Lowe’s forecasts further squeeze as results disappoint
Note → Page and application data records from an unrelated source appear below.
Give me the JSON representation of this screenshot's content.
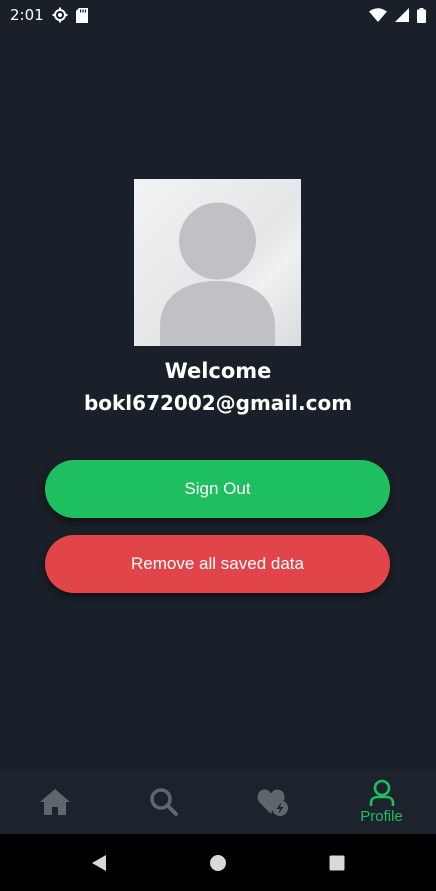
{
  "status_bar": {
    "time": "2:01",
    "icons": [
      "settings-gear-icon",
      "sd-card-icon",
      "wifi-icon",
      "signal-icon",
      "battery-icon"
    ]
  },
  "profile": {
    "avatar_icon": "default-user-avatar",
    "welcome": "Welcome",
    "email": "bokl672002@gmail.com"
  },
  "actions": {
    "sign_out_label": "Sign Out",
    "remove_data_label": "Remove all saved data"
  },
  "bottom_nav": {
    "items": [
      {
        "icon": "home-icon",
        "label": "",
        "active": false
      },
      {
        "icon": "search-icon",
        "label": "",
        "active": false
      },
      {
        "icon": "favorites-heart-bolt-icon",
        "label": "",
        "active": false
      },
      {
        "icon": "profile-icon",
        "label": "Profile",
        "active": true
      }
    ]
  },
  "system_nav": {
    "icons": [
      "back-icon",
      "home-circle-icon",
      "recents-square-icon"
    ]
  },
  "colors": {
    "background": "#1a2029",
    "accent_green": "#1dbf5f",
    "danger_red": "#e1454a",
    "nav_icon_inactive": "#5f666e"
  }
}
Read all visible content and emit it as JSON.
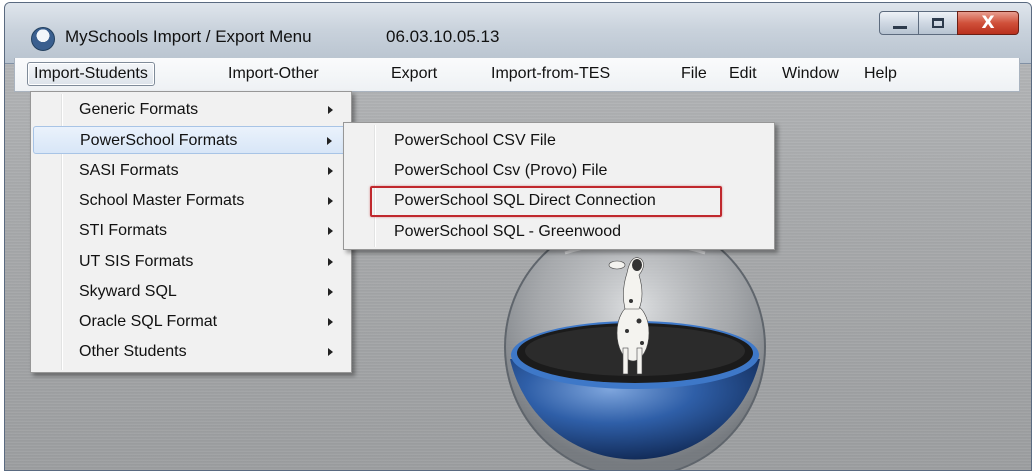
{
  "window": {
    "title": "MySchools Import / Export Menu",
    "version": "06.03.10.05.13",
    "close_glyph": "X"
  },
  "menubar": {
    "items": [
      {
        "label": "Import-Students",
        "active": true
      },
      {
        "label": "Import-Other"
      },
      {
        "label": "Export"
      },
      {
        "label": "Import-from-TES"
      },
      {
        "label": "File"
      },
      {
        "label": "Edit"
      },
      {
        "label": "Window"
      },
      {
        "label": "Help"
      }
    ]
  },
  "dropdown": {
    "items": [
      {
        "label": "Generic Formats"
      },
      {
        "label": "PowerSchool Formats",
        "highlighted": true
      },
      {
        "label": "SASI Formats"
      },
      {
        "label": "School Master Formats"
      },
      {
        "label": "STI Formats"
      },
      {
        "label": "UT SIS Formats"
      },
      {
        "label": "Skyward SQL"
      },
      {
        "label": "Oracle SQL Format"
      },
      {
        "label": "Other Students"
      }
    ]
  },
  "submenu": {
    "items": [
      {
        "label": "PowerSchool CSV File"
      },
      {
        "label": "PowerSchool Csv (Provo) File"
      },
      {
        "label": "PowerSchool SQL Direct Connection",
        "annotated": true
      },
      {
        "label": "PowerSchool SQL - Greenwood"
      }
    ]
  },
  "colors": {
    "annotation_box": "#c0282d",
    "highlight_bg": "#d8e6f7",
    "globe_blue": "#2f5fa8"
  }
}
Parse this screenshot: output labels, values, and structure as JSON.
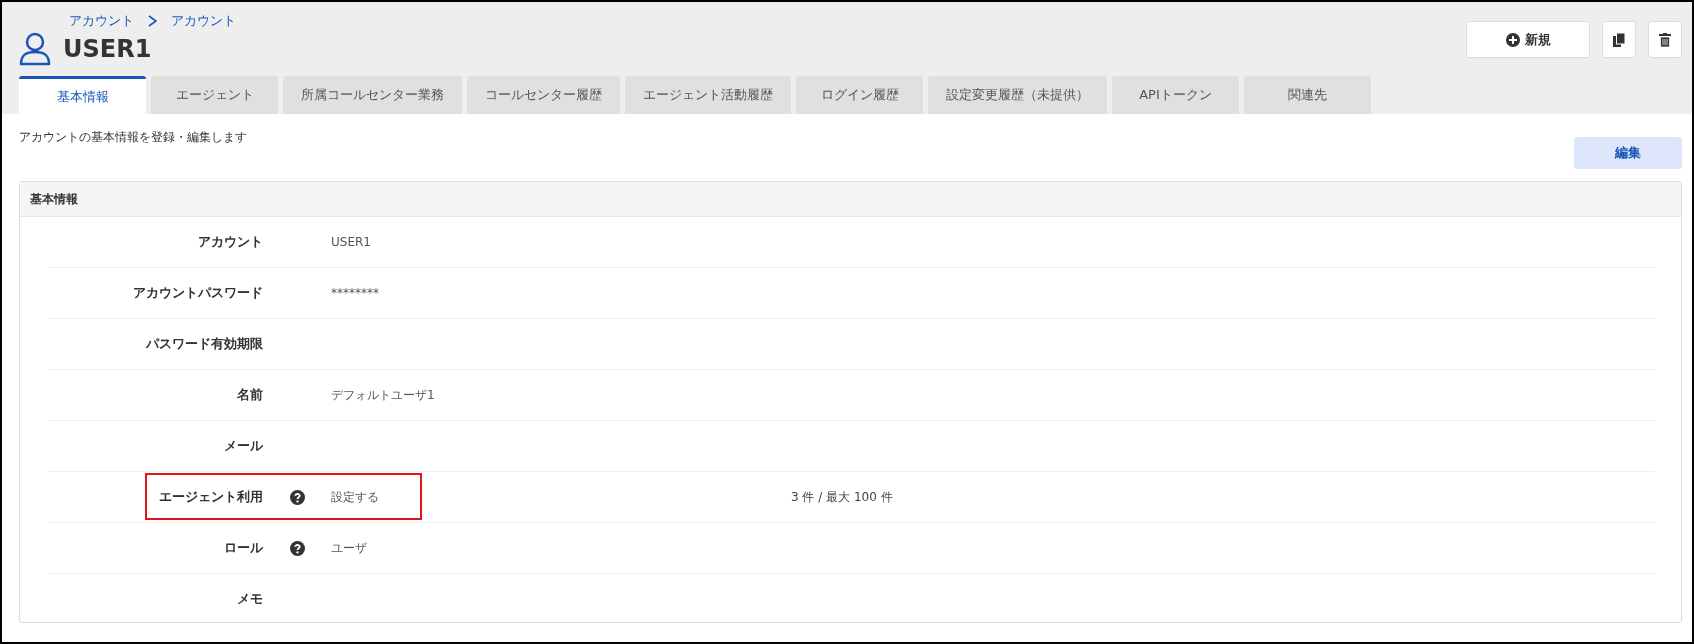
{
  "breadcrumb": [
    "アカウント",
    "アカウント"
  ],
  "title": "USER1",
  "actions": {
    "new_label": "新規"
  },
  "tabs": [
    {
      "label": "基本情報",
      "selected": true
    },
    {
      "label": "エージェント",
      "selected": false
    },
    {
      "label": "所属コールセンター業務",
      "selected": false
    },
    {
      "label": "コールセンター履歴",
      "selected": false
    },
    {
      "label": "エージェント活動履歴",
      "selected": false
    },
    {
      "label": "ログイン履歴",
      "selected": false
    },
    {
      "label": "設定変更履歴（未提供）",
      "selected": false
    },
    {
      "label": "APIトークン",
      "selected": false
    },
    {
      "label": "関連先",
      "selected": false
    }
  ],
  "description": "アカウントの基本情報を登録・編集します",
  "edit_button": "編集",
  "panel": {
    "title": "基本情報",
    "rows": [
      {
        "label": "アカウント",
        "help": false,
        "value": "USER1",
        "highlighted": false
      },
      {
        "label": "アカウントパスワード",
        "help": false,
        "value": "********",
        "highlighted": false
      },
      {
        "label": "パスワード有効期限",
        "help": false,
        "highlighted": false
      },
      {
        "label": "名前",
        "help": false,
        "value": "デフォルトユーザ1",
        "highlighted": false
      },
      {
        "label": "メール",
        "help": false,
        "highlighted": false
      },
      {
        "label": "エージェント利用",
        "help": true,
        "value": "設定する",
        "extra": "3 件 / 最大 100 件",
        "highlighted": true
      },
      {
        "label": "ロール",
        "help": true,
        "value": "ユーザ",
        "highlighted": false
      },
      {
        "label": "メモ",
        "help": false,
        "highlighted": false
      }
    ]
  }
}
(Reuters) – Lowe’s Companies Inc’s (LOW.N) profit and margins fell well short of Wall Street estimates on Wednesday as the No. 2 U.S. home improvement chain spent heavily to take on competition in an improving housing market. The company’s shares tumbled about 8 percent in premarket trading after Lowe’s forecast same-store sales growth would slow this year and operating margins would fall. “Given the rapidly evolving competitive landscape, we are also accelerating our strategic investments leveraging the benefits of tax reform,” Chief Executive Officer Robert Niblock said. “As we enter 2018, we are working diligently to improve execution with a focus on conversion, gross margin, and inventory management.” Lowe’s net income fell 12.5 percent to $554 million, or 67 cents per share, in the fourth quarter. Its adjusted earnings of 74 cents per share were well below analysts’ average estimate of 87 cents. That compared poorly to Lowe’s bigger rival Home Depot Inc (HD.N), which topped estimates last week as it drew in more shoppers who spent more on average, with same-store sales jumping 7.5 percent. Lowe’s same store sales also rose – by 4.1 percent in the fourth quarter – but its gross margins fell to 33.73 percent, missing analysts estimates of 34.27 percent. BTIG analyst Alam Rifkin pointed to the impact of last year’s hurricanes across Florida and Texas, where Lowe’s has a large number of stores, as one reason for that squeeze. The lumber and building materials that homeowners bought in bulk last autumn to rebuild after a violent storm season normally come with much tighter mark-ups for retailers than other manufactured goods. Lowe’s net sales fell nearly 2 percent to $15.49 billion, but topped estimates of $15.33 billion, as did same-store sales. “That’s about where the ‘good news’ ends,” said RBC Capital Markets analyst Scot Ciccarelli said. Concerns about rising mortgage rates and the impact of the U.S. tax reforms on higher-priced homes have begun to weigh on stocks of homebuilders and construction retailers alike. Data this week showed January was the first year-on-year drop in sales of new U.S. single-family homes in five months, helping spark losses for housebuilders D.R. Horton Inc (DHI.N), Toll Brothers Inc (TOL.N) and Lennar Corp (LEN.N) on Tuesday. Lowe’s operating margins rose to 9.60 percent last fiscal, but are expected to decrease about 30 basis points this year. The company also expects full-year same-store growth to slow to about 3.5 percent, from 4 percent last fiscal year. Lowe’s shares were down 8.3 percent at $87.90. Home Depot’s shares were off 0.18 percent at $184.65. Reporting by Aishwarya Venugopal in Bengaluru; Editing by Savio D’SouzaOur Standards:The Thomson Reuters Trust Principles.
Source: Reuters